Former Prime Minister Ryutaro Hashimoto said Saturday he will not run in the Sept. 11 general election and will retire from politics due to poor health.

“My health is not good and I can no longer work as a politician,” Hashimoto, 68, told supporters in Kurashiki, Okayama Prefecture. “Thank you so much for having supported me.”

Hashimoto served 14 times as a Liberal Democratic Party member in the House of Representatives and was prime minister from January 1996 to July 1998.

His second son, Gaku, 31, will run on the LDP ticket in Hashimoto’s Okayama No. 4 district in the upcoming House of Representatives election.

Hashimoto resigned as leader of the largest LDP faction in July 2004 over a scandal involving 100 million yen in undeclared political donations to his faction from a dentists’ lobby.

He had indicated that he would consider running in the upcoming election on the proportional representation portion of the ballot, but the LDP leadership has taken the position the party will only put candidates running in single-seat districts on its proportional representation roster.

Hashimoto graduated from Keio University’s faculty of law. He was first elected in 1963 at age 26, running in his father’s district after the elder Hashimoto had died.

As prime minister, Hashimoto advocated financial and administrative reforms and paved the way for streamlining the central government structure into the current 12 ministries and agencies. The consumption tax was raised to 5 percent from 3 percent during his tenure.

On the diplomatic front, he was credited with creating an accord with the United States over the return of Futenma Air Station in Okinawa Prefecture and adopting guidelines for Japan-U.S. defense cooperation.

He worked to promote diplomatic relations with China and the Middle East.

Hashimoto resigned as prime minister in July 1998 to take the blame for a defeat by the LDP in the House of Councilors election earlier that month.

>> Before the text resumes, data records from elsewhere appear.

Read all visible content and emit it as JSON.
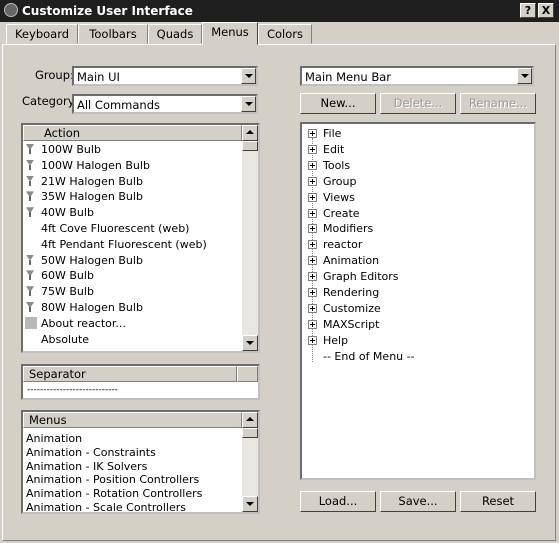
{
  "window": {
    "title": "Customize User Interface",
    "help_label": "?",
    "close_label": "X"
  },
  "tabs": [
    {
      "label": "Keyboard",
      "active": false
    },
    {
      "label": "Toolbars",
      "active": false
    },
    {
      "label": "Quads",
      "active": false
    },
    {
      "label": "Menus",
      "active": true
    },
    {
      "label": "Colors",
      "active": false
    }
  ],
  "left": {
    "group_label": "Group:",
    "group_value": "Main UI",
    "category_label": "Category:",
    "category_value": "All Commands",
    "action_header": "Action",
    "actions": [
      {
        "label": "100W Bulb",
        "icon": "bulb-icon"
      },
      {
        "label": "100W Halogen Bulb",
        "icon": "bulb-icon"
      },
      {
        "label": "21W Halogen Bulb",
        "icon": "bulb-icon"
      },
      {
        "label": "35W Halogen Bulb",
        "icon": "bulb-icon"
      },
      {
        "label": "40W Bulb",
        "icon": "bulb-icon"
      },
      {
        "label": "4ft Cove Fluorescent (web)",
        "icon": ""
      },
      {
        "label": "4ft Pendant Fluorescent (web)",
        "icon": ""
      },
      {
        "label": "50W Halogen Bulb",
        "icon": "bulb-icon"
      },
      {
        "label": "60W Bulb",
        "icon": "bulb-icon"
      },
      {
        "label": "75W Bulb",
        "icon": "bulb-icon"
      },
      {
        "label": "80W Halogen Bulb",
        "icon": "bulb-icon"
      },
      {
        "label": "About reactor...",
        "icon": "help-icon"
      },
      {
        "label": "Absolute",
        "icon": ""
      }
    ],
    "separator_header": "Separator",
    "separator_item": "----------------------------",
    "menus_header": "Menus",
    "menus": [
      "Animation",
      "Animation - Constraints",
      "Animation - IK Solvers",
      "Animation - Position Controllers",
      "Animation - Rotation Controllers",
      "Animation - Scale Controllers"
    ]
  },
  "right": {
    "menu_value": "Main Menu Bar",
    "new_label": "New...",
    "delete_label": "Delete...",
    "rename_label": "Rename...",
    "tree": [
      "File",
      "Edit",
      "Tools",
      "Group",
      "Views",
      "Create",
      "Modifiers",
      "reactor",
      "Animation",
      "Graph Editors",
      "Rendering",
      "Customize",
      "MAXScript",
      "Help"
    ],
    "end_label": "-- End of Menu --",
    "load_label": "Load...",
    "save_label": "Save...",
    "reset_label": "Reset"
  },
  "colors": {
    "titlebar": "#1f1f1f",
    "face": "#d4d0c8"
  }
}
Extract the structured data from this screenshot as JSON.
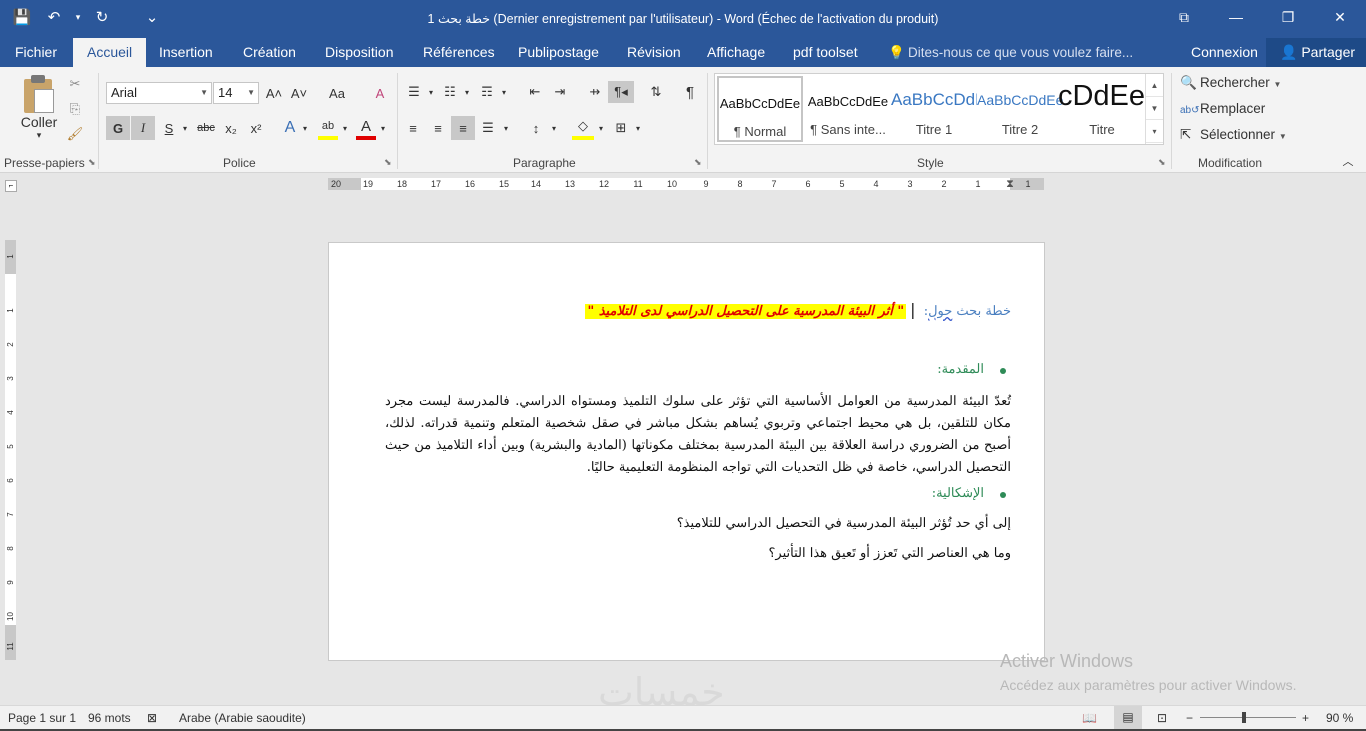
{
  "titlebar": {
    "title": "خطة بحث 1 (Dernier enregistrement par l'utilisateur) - Word (Échec de l'activation du produit)",
    "qat": {
      "save_icon": "💾",
      "undo_icon": "↶",
      "redo_icon": "↻",
      "customize_icon": "⌄"
    },
    "controls": {
      "restore_ribbon": "⧉",
      "minimize": "—",
      "maximize": "❐",
      "close": "✕"
    }
  },
  "tabs": [
    {
      "label": "Fichier"
    },
    {
      "label": "Accueil"
    },
    {
      "label": "Insertion"
    },
    {
      "label": "Création"
    },
    {
      "label": "Disposition"
    },
    {
      "label": "Références"
    },
    {
      "label": "Publipostage"
    },
    {
      "label": "Révision"
    },
    {
      "label": "Affichage"
    },
    {
      "label": "pdf toolset"
    }
  ],
  "tellme": "Dites-nous ce que vous voulez faire...",
  "account": {
    "signin": "Connexion",
    "share": "Partager"
  },
  "ribbon": {
    "clipboard": {
      "label": "Presse-papiers",
      "paste": "Coller"
    },
    "font": {
      "label": "Police",
      "name": "Arial",
      "size": "14",
      "grow": "A˄",
      "shrink": "A˅",
      "case": "Aa",
      "clear": "A",
      "bold": "G",
      "italic": "I",
      "underline": "S",
      "strike": "abc",
      "sub": "x₂",
      "sup": "x²",
      "effects": "A",
      "highlight": "ab",
      "color": "A"
    },
    "paragraph": {
      "label": "Paragraphe",
      "pilcrow": "¶"
    },
    "styles": {
      "label": "Style",
      "items": [
        {
          "preview": "AaBbCcDdEe",
          "name": "¶ Normal"
        },
        {
          "preview": "AaBbCcDdEe",
          "name": "¶ Sans inte..."
        },
        {
          "preview": "AaBbCcDdEe",
          "name": "Titre 1"
        },
        {
          "preview": "AaBbCcDdEe",
          "name": "Titre 2"
        },
        {
          "preview": "AaBbCcDdEe",
          "name": "Titre"
        }
      ]
    },
    "editing": {
      "label": "Modification",
      "find": "Rechercher",
      "replace": "Remplacer",
      "select": "Sélectionner"
    }
  },
  "ruler": {
    "h_ticks": [
      "20",
      "19",
      "18",
      "17",
      "16",
      "15",
      "14",
      "13",
      "12",
      "11",
      "10",
      "9",
      "8",
      "7",
      "6",
      "5",
      "4",
      "3",
      "2",
      "1",
      "1"
    ],
    "v_ticks": [
      "1",
      "1",
      "2",
      "3",
      "4",
      "5",
      "6",
      "7",
      "8",
      "9",
      "10",
      "11"
    ]
  },
  "document": {
    "title_prefix": "خطة بحث ",
    "title_squiggle": "حول",
    "title_sep": ": ",
    "title_highlight": "\" أثر البيئة المدرسية على التحصيل الدراسي لدى التلاميذ \"",
    "h1": "المقدمة:",
    "p1": "تُعدّ البيئة المدرسية من العوامل الأساسية التي تؤثر على سلوك التلميذ ومستواه الدراسي. فالمدرسة ليست مجرد مكان للتلقين، بل هي محيط اجتماعي وتربوي يُساهم بشكل مباشر في صقل شخصية المتعلم وتنمية قدراته. لذلك، أصبح من الضروري دراسة العلاقة بين البيئة المدرسية بمختلف مكوناتها (المادية والبشرية) وبين أداء التلاميذ من حيث التحصيل الدراسي، خاصة في ظل التحديات التي تواجه المنظومة التعليمية حاليًا.",
    "h2": "الإشكالية:",
    "q1": "إلى أي حد تُؤثر البيئة المدرسية في التحصيل الدراسي للتلاميذ؟",
    "q2": "وما هي العناصر التي تَعزز أو تَعيق هذا التأثير؟"
  },
  "watermark": {
    "line1": "Activer Windows",
    "line2": "Accédez aux paramètres pour activer Windows."
  },
  "statusbar": {
    "page": "Page 1 sur 1",
    "words": "96 mots",
    "language": "Arabe (Arabie saoudite)",
    "zoom_minus": "−",
    "zoom_plus": "+",
    "zoom": "90 %"
  },
  "colors": {
    "accent": "#2b579a",
    "highlight": "#ffff00",
    "heading": "#2e8b57"
  }
}
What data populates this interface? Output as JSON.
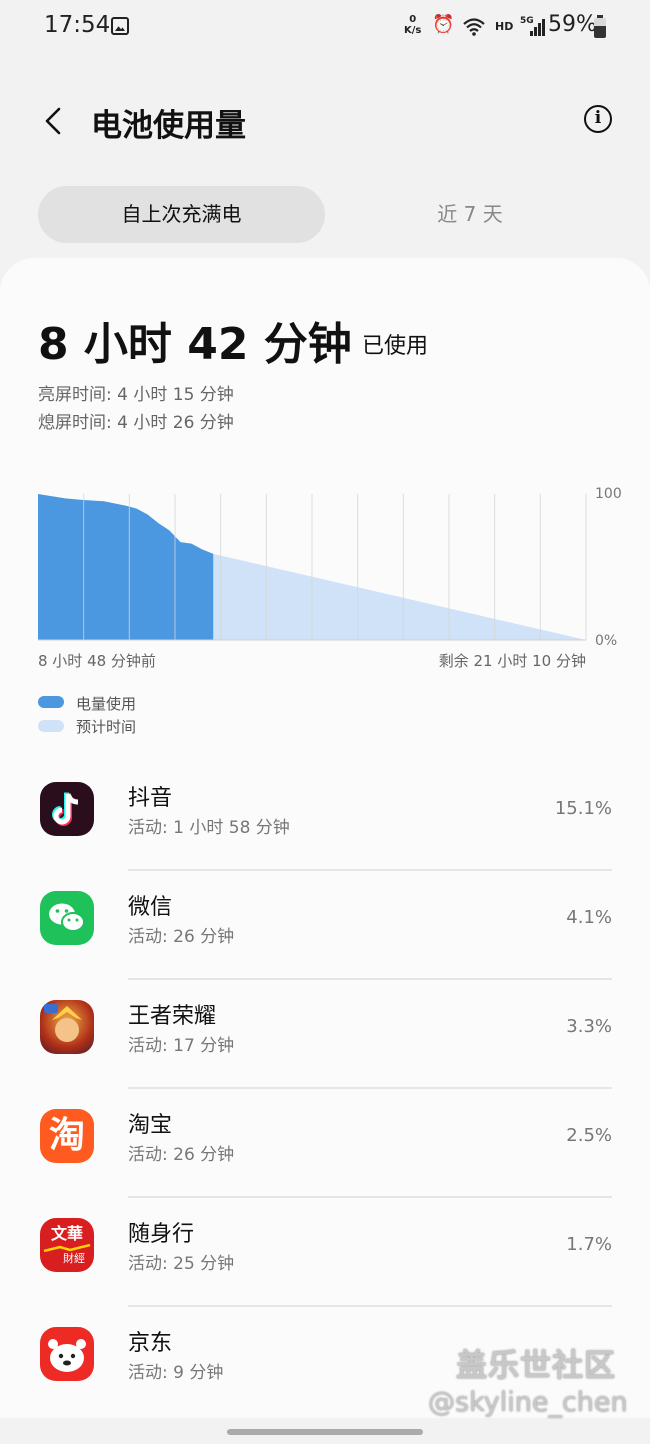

In a time of both misinformation and too much information, quality journalism is more crucial than ever.
By subscribing, you can help us get the story right.